{¶ 62} In explaining the nature of the charges, the trial court recited the language in the indictment, and the prosecutor, when asked by the trial court, indicated only that he believed he had sufficient information to uphold a finding of guilt. There was no proffer of what the State's evidence would be. In other words, the State provided no factual basis for its case against Defendant from which the court could conclude that Defendant had rationally calculated that it was in his best interest to accept the State's plea offer because he would be convicted if he did not. State v. Dunnier, Montgomery App. No. 21762, 2007-Ohio-4891; Gossard, supra.
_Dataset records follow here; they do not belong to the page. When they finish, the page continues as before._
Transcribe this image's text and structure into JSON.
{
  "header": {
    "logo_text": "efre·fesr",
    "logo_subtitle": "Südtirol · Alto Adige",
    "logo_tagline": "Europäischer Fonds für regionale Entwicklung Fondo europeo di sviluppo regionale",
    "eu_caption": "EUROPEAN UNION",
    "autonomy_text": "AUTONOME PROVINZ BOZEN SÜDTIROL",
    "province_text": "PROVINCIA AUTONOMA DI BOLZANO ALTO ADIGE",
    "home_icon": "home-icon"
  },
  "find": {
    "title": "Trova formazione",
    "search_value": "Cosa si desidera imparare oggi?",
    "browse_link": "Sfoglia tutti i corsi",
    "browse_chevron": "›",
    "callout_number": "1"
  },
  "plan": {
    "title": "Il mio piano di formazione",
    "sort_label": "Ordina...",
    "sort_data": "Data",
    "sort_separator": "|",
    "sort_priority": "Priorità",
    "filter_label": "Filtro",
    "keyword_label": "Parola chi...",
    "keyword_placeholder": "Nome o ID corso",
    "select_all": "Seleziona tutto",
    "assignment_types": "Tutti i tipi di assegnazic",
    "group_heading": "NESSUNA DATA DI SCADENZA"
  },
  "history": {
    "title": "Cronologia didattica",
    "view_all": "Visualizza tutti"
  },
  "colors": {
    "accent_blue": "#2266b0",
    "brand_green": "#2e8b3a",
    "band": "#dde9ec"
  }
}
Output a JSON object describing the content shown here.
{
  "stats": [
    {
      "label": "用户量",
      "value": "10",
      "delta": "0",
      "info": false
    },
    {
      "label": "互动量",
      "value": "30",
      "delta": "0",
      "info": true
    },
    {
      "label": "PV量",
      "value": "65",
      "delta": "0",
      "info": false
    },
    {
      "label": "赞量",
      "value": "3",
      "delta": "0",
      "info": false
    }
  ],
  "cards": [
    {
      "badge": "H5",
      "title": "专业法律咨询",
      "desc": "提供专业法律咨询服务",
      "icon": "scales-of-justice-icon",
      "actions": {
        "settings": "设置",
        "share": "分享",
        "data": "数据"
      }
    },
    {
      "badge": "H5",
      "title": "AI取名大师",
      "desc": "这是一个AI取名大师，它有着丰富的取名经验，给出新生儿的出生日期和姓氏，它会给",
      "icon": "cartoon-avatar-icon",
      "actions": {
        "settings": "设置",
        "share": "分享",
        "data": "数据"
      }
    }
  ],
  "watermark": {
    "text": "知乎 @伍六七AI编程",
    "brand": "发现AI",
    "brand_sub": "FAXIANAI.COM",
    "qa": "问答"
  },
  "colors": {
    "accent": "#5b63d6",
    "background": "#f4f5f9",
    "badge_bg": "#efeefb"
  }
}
{¶ 63} The trial court's extensive colloquy with Defendant never elicited from him any reason or reasons, in relation to the evidence against him, why Defendant believed he would be convicted should he go to trial, his claims of innocence notwithstanding. Gossard. Defendant's statement that his attorney told him "I would lose" is insufficient to demonstrate the full and subjective understanding of his risks of conviction that an Alford plea requires. Furthermore, the record fails to portray what, if anything, Defendant's counsel did to investigate the strength of the State's case and whether he interviewed the victim or other State's witnesses. In short, the record fails to demonstrate compliance with the procedural requirements for accepting Defendant's Alford pleas. Accordingly, we necessarily find that his pleas were not knowing, intelligent and voluntary. Gossard; Dunnier; State v. Padgett (1990), 67 Ohio App.3d 332.

{¶ 64} Defendant's first assignment of error is sustained. Defendant's conviction and sentence will be reversed and this matter remanded to the trial court for further proceedings consistent with this opinion. SECOND ASSIGNMENT OF ERROR




{¶ 67} Our disposition of Defendant's first assignment of error renders these assignments of error moot. Accordingly, we need not address them. App. R. 12(A)(1)(c).

{¶ 68} Having sustained Defendant's first assignment of error, Defendant's conviction and sentence will be reversed and the matter remanded to the trial court for further proceedings.

DONOVAN, P.J. And FROELICH, J., concur.

Copies mailed to:

Nick A. Selvaggio, Esq. Andrea G. Ostrowski, Esq. Hon. Roger B. Wilson